Task instructions
Every line below must be given again exactly.

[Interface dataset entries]

↓↓↓

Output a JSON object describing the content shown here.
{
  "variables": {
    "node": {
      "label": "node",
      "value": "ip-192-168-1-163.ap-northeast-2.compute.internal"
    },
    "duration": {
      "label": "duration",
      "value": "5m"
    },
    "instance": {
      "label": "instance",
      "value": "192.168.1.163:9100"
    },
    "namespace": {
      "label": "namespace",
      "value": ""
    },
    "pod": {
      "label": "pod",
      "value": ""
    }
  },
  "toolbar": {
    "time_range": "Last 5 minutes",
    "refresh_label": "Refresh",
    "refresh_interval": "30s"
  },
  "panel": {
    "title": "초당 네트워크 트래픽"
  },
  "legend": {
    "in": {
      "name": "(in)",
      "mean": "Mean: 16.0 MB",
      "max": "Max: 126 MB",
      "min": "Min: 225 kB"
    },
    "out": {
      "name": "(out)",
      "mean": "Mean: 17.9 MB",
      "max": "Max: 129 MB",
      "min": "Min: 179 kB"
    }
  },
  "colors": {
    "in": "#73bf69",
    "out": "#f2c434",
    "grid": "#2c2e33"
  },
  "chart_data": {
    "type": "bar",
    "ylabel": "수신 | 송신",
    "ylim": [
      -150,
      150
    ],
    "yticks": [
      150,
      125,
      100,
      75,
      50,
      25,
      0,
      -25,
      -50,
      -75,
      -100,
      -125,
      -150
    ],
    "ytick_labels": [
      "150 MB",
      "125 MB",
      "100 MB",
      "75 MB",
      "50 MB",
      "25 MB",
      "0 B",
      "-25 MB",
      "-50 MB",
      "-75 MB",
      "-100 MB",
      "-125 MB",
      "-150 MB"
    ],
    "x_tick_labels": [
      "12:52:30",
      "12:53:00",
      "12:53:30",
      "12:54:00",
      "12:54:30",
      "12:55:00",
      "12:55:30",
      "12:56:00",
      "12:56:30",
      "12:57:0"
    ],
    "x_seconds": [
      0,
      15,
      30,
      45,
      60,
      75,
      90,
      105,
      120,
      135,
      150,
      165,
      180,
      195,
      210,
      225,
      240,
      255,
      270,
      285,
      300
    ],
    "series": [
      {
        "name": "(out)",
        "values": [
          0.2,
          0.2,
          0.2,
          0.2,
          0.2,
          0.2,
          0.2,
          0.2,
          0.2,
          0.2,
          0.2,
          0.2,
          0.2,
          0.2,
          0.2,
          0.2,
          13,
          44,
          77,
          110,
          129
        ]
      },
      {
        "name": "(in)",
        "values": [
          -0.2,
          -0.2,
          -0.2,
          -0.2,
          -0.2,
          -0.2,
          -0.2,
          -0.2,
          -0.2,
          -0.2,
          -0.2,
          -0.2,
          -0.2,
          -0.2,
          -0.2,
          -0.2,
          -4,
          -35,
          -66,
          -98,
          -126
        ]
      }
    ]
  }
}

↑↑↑

Response box
Output a JSON object describing the content shown here.
{
  "variables": {
    "node": {
      "label": "node",
      "value": "ip-192-168-1-163.ap-northeast-2.compute.internal"
    },
    "duration": {
      "label": "duration",
      "value": "5m"
    },
    "instance": {
      "label": "instance",
      "value": "192.168.1.163:9100"
    },
    "namespace": {
      "label": "namespace",
      "value": ""
    },
    "pod": {
      "label": "pod",
      "value": ""
    }
  },
  "toolbar": {
    "time_range": "Last 5 minutes",
    "refresh_label": "Refresh",
    "refresh_interval": "30s"
  },
  "panel": {
    "title": "초당 네트워크 트래픽"
  },
  "legend": {
    "in": {
      "name": "(in)",
      "mean": "Mean: 16.0 MB",
      "max": "Max: 126 MB",
      "min": "Min: 225 kB"
    },
    "out": {
      "name": "(out)",
      "mean": "Mean: 17.9 MB",
      "max": "Max: 129 MB",
      "min": "Min: 179 kB"
    }
  },
  "colors": {
    "in": "#73bf69",
    "out": "#f2c434",
    "grid": "#2c2e33"
  },
  "chart_data": {
    "type": "bar",
    "ylabel": "수신 | 송신",
    "ylim": [
      -150,
      150
    ],
    "yticks": [
      150,
      125,
      100,
      75,
      50,
      25,
      0,
      -25,
      -50,
      -75,
      -100,
      -125,
      -150
    ],
    "ytick_labels": [
      "150 MB",
      "125 MB",
      "100 MB",
      "75 MB",
      "50 MB",
      "25 MB",
      "0 B",
      "-25 MB",
      "-50 MB",
      "-75 MB",
      "-100 MB",
      "-125 MB",
      "-150 MB"
    ],
    "x_tick_labels": [
      "12:52:30",
      "12:53:00",
      "12:53:30",
      "12:54:00",
      "12:54:30",
      "12:55:00",
      "12:55:30",
      "12:56:00",
      "12:56:30",
      "12:57:0"
    ],
    "x_seconds": [
      0,
      15,
      30,
      45,
      60,
      75,
      90,
      105,
      120,
      135,
      150,
      165,
      180,
      195,
      210,
      225,
      240,
      255,
      270,
      285,
      300
    ],
    "series": [
      {
        "name": "(out)",
        "values": [
          0.2,
          0.2,
          0.2,
          0.2,
          0.2,
          0.2,
          0.2,
          0.2,
          0.2,
          0.2,
          0.2,
          0.2,
          0.2,
          0.2,
          0.2,
          0.2,
          13,
          44,
          77,
          110,
          129
        ]
      },
      {
        "name": "(in)",
        "values": [
          -0.2,
          -0.2,
          -0.2,
          -0.2,
          -0.2,
          -0.2,
          -0.2,
          -0.2,
          -0.2,
          -0.2,
          -0.2,
          -0.2,
          -0.2,
          -0.2,
          -0.2,
          -0.2,
          -4,
          -35,
          -66,
          -98,
          -126
        ]
      }
    ]
  }
}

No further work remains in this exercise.